Reading statistics report that only 14% of the South African population are active book readers, and a mere 5% of parents read to their children. Vandermerwe says, “This is a concern for me because reading and writing are obviously very empowering things. We have a declining number of people reading books and buying books. This doesn’t surprise me because books have been made to become luxury items.

“What concerns me is that there is a higher tax on books than there is on cigarettes and alcohol, and certainly a book in South Africa costs double what it costs in Europe. I don’t understand why that is, when we have a government who is keen to encourage its citizens to buy books. Locally an average book costs more than many people earn per day. It’s a concern that our youth are being discouraged to buy books, simply because they’ve become such luxury items.

“We’re creating a real problem for future generations. Given the commitment the liberation struggle had towards literacy, it concerns me even more.

“I know there has been funding put towards libraries, but this has been decreasing gradually. I do still think that government has to be held much more accountable.”

She spoke about the characters in her books which are almost always a mental challenge for her in that they're very different from her in terms of ethnicity and language.

"When I create my characters, I believe in leaving my own fossilized comfort zone and defying what apartheid taught - that the 'other' is lesser.

“I believe, that through my work, by imagining the lives aparteid labeled as ‘the other’, the mythical stereotypes that were created by apartheid can be questioned and discussed.

 “I explore these characters as a way to help myself open minds to start talking about social challenges.”

More about Meg Vandermerwe

One of the many highlights in Vandermerwe’s career was when her book, Zebra Crossing, which deals with Zimbabwean communities experiencing xenophobia, was made a set text by a Zimbabwean at the University of Kwa-Zulu Natal. Zebra Crossing, written as a part of her PhD at the University of Lancaster, was also chosen for Guardian newspaper in the UK as one of the ten best books about migrants.

Other highlights include when Zebra Crossing became a set text at Georgia State University in America, and another when a film option for her new novel was bought by the internationally acclaimed and multi award winning SA director, Hanneke Schütte. The book is currently being adapted into a script which Schütte hopes to shoot as a feature film in the not too distant future.

Vandermerwe’s own life-story began in South Africa in 1978, and later she was raised and educated in Switzerland and the United Kingdom. She holds degrees from the universities of Oxford, Sussex, and East Anglia.

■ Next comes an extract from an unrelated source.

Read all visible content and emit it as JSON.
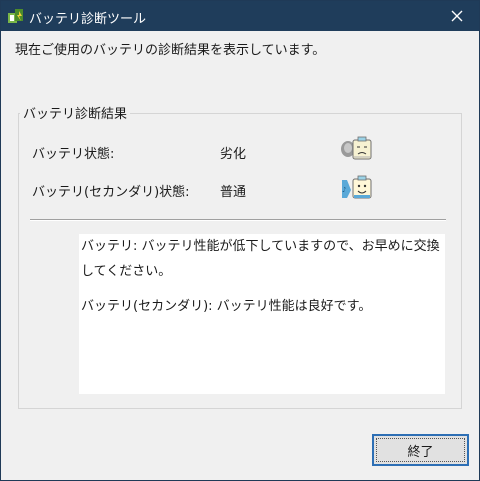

She returned to Cape Town in 2008. Shortly after, she started lecturing Creative Writing and English Literature at the University of the Western Cape where her responsibilities include running UWC Creates, the first multilingual Creative Writing programme in South African higher education.

As the initiator of the first creative writing programme at UWC, UWC Creates - a multilingual platform for aspiring writers - she encourages writers of colour who were told their stories are not valued or marketable, to keep writing and telling their stories. Vandermerwe’s colleagues and prominent fellow authors Antjie Krog and Sindiwe Magona also mentor for UWC Creates (in Afrikaans and isiXhosa respectively).

A collection of her short stories, This Place I Call Home, was published in 2010.

Zebra Crossing is one of three books, the others being This Place I Call Home, and her latest is entitled, The Woman of the Stone Sea, which was published in March of this year.